Your instructions:
Out of the records below, copy all lines in which the word "gmail" occurs.
---- Data extracts
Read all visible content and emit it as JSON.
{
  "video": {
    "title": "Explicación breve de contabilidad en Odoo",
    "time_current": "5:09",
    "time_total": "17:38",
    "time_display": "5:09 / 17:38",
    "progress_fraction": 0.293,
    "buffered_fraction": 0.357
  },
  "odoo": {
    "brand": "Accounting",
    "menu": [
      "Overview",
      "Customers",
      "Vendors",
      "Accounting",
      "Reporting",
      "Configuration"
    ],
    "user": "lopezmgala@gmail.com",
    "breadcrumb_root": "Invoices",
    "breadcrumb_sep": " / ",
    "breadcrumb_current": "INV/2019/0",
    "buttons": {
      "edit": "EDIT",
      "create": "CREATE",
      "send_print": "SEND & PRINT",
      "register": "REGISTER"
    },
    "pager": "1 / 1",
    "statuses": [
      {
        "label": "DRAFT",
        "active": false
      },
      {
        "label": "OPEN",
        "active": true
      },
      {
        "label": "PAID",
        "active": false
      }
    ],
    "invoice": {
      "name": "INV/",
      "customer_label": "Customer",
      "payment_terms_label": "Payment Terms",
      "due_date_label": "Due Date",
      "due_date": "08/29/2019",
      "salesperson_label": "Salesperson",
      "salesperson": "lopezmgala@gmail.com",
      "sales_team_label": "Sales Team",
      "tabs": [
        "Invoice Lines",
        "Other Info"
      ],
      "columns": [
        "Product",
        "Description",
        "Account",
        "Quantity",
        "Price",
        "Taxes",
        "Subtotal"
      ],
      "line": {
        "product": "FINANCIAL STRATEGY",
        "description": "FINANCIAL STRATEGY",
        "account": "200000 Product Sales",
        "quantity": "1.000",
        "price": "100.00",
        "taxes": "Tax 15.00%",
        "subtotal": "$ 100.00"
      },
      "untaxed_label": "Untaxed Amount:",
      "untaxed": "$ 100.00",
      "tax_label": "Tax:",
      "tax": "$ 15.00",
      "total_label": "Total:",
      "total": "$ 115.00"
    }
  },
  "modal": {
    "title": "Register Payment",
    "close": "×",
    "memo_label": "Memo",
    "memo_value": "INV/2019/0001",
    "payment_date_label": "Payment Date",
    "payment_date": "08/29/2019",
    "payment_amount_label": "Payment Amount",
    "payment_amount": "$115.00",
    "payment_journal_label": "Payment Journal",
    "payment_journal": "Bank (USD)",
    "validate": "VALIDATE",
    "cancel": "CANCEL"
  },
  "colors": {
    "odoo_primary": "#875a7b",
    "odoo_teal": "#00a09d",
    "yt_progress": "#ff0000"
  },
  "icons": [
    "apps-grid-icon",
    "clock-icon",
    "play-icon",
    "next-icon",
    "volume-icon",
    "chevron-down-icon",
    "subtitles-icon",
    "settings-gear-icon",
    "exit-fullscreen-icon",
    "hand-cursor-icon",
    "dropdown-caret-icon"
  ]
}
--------
Expected answer:
    "user": "lopezmgala@gmail.com",
      "salesperson": "lopezmgala@gmail.com",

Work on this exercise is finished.